* About this task *
Search the data below, and report every line in which "Riverside" occurs.
Source information START
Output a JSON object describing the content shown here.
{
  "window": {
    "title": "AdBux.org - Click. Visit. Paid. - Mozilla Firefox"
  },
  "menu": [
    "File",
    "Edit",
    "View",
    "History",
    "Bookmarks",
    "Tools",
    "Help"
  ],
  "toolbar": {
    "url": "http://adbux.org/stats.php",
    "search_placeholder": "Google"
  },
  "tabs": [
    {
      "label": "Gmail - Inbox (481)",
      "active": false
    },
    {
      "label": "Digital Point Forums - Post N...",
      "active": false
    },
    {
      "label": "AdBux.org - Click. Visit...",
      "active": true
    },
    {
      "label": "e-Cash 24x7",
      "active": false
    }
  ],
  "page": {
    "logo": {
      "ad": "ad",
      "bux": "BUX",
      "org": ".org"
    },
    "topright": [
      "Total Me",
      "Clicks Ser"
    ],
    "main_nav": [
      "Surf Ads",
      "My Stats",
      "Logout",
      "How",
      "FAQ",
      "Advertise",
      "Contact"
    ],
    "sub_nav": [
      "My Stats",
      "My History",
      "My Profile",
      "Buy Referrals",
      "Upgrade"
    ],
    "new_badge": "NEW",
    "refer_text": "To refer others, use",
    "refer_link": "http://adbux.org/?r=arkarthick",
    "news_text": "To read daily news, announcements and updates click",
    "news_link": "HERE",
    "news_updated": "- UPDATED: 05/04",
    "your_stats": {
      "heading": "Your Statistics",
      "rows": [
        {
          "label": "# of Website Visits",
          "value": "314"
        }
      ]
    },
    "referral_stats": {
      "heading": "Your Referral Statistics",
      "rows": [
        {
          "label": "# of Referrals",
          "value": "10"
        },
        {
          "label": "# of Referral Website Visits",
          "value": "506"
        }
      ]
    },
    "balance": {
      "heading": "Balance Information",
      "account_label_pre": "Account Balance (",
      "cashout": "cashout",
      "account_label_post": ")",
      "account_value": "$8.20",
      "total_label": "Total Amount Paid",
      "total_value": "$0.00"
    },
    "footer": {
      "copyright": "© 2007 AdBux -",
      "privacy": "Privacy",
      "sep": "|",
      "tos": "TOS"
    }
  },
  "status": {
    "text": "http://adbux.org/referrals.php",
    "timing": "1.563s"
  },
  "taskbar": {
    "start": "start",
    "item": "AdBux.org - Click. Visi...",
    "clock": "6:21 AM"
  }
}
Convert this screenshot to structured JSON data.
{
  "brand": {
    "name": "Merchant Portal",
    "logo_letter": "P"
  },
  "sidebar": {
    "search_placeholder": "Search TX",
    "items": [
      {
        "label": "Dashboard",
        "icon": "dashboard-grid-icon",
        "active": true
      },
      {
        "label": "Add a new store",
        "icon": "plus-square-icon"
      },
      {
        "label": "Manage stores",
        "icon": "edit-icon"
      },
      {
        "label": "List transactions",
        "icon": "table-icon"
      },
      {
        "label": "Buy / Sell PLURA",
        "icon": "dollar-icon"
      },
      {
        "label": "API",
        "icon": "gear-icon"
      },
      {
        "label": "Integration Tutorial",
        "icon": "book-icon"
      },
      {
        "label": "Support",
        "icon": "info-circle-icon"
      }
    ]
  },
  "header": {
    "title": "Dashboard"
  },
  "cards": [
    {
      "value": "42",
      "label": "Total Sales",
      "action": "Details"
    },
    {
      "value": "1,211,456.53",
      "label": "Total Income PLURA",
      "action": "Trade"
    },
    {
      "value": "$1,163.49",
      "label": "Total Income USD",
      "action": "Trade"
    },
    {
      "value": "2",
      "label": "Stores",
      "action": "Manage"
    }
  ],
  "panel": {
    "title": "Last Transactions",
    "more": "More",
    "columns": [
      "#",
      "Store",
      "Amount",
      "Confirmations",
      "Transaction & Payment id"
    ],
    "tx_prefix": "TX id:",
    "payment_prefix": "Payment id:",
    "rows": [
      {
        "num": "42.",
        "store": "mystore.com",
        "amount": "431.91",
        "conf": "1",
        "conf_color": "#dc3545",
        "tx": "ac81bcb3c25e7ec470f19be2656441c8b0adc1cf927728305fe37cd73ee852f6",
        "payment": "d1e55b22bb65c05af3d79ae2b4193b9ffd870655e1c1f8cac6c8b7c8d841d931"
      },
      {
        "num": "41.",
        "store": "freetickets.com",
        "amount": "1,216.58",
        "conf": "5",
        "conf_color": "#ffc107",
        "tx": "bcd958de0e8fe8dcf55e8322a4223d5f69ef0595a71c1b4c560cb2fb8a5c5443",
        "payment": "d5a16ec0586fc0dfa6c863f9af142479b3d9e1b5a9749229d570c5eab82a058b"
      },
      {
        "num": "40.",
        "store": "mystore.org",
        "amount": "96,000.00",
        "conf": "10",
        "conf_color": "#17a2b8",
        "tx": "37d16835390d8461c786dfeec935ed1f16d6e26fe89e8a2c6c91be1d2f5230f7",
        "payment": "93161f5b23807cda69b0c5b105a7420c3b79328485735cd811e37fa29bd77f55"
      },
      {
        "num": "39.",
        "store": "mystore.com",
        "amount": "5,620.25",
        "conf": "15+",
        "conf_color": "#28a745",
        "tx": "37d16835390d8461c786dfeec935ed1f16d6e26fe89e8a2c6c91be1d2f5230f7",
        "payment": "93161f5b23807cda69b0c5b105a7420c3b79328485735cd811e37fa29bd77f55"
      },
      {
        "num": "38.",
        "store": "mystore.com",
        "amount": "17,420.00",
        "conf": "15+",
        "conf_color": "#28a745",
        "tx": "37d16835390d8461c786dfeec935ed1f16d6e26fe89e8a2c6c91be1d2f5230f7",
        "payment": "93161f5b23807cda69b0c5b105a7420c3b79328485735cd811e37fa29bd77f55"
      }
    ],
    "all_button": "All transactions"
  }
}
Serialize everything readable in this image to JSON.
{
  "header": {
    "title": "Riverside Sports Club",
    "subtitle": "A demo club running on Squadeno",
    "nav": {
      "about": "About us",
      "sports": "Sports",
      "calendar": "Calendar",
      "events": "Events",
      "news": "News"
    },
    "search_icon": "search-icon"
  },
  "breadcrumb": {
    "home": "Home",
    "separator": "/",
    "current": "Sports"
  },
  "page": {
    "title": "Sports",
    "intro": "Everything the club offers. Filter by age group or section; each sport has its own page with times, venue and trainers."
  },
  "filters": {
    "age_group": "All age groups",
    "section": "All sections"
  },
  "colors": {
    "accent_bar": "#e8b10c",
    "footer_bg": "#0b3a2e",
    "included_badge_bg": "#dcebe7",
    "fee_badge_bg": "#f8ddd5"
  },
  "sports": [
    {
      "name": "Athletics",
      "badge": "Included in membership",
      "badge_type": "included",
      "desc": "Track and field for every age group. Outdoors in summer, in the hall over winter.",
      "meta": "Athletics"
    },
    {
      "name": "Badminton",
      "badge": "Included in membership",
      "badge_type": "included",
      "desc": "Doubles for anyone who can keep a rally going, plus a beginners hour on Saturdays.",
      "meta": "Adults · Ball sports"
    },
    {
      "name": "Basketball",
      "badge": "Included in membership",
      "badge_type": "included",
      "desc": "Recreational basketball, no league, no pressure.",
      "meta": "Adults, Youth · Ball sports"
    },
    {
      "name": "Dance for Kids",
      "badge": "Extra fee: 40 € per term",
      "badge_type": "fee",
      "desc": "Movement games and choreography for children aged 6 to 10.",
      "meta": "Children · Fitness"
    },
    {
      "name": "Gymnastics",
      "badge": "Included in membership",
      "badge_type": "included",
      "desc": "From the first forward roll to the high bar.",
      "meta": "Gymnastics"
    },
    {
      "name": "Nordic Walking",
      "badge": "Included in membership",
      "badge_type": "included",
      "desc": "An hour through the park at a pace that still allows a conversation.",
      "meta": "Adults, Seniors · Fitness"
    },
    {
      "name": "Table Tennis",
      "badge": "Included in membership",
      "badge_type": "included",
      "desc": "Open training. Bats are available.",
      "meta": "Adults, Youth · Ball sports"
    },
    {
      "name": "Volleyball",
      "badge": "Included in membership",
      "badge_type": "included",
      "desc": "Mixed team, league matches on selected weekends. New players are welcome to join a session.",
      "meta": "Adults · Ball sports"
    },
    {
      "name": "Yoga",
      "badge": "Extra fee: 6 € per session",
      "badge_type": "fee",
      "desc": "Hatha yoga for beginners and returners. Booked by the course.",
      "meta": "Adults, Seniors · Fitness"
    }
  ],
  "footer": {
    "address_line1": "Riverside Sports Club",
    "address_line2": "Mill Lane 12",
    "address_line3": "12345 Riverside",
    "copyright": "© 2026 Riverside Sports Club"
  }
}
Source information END
* Your response *
    "title": "Riverside Sports Club",
    "address_line1": "Riverside Sports Club",
    "address_line3": "12345 Riverside",
    "copyright": "© 2026 Riverside Sports Club"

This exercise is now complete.